**EXERCISE DETAILS:** Copy out each line of the data that holds the string "Chauu".

(Beginning of DATA SUPPLIED)

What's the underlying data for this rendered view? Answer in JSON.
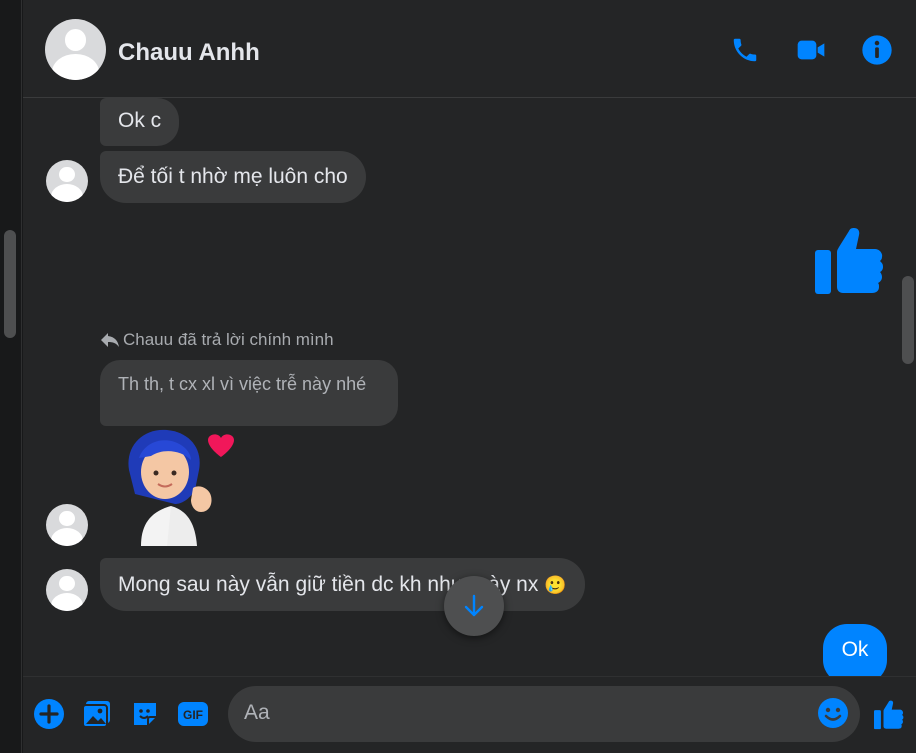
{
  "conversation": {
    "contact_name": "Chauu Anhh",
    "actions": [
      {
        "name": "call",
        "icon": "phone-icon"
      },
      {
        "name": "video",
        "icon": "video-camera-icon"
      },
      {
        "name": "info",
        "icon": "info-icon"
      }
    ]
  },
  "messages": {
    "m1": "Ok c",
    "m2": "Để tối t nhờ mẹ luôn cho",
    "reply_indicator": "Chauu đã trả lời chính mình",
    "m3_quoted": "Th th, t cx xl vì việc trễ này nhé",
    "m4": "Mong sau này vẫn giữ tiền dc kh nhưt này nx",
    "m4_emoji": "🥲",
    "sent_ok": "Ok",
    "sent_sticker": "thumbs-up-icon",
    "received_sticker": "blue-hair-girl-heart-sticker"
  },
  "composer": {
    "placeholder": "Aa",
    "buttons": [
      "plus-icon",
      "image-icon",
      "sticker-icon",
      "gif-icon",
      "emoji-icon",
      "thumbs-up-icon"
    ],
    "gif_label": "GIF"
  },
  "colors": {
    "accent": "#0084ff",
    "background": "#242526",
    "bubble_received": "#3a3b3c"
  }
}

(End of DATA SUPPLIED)

**SOLUTION FOR THIS TASK:**
    "contact_name": "Chauu Anhh",
    "reply_indicator": "Chauu đã trả lời chính mình",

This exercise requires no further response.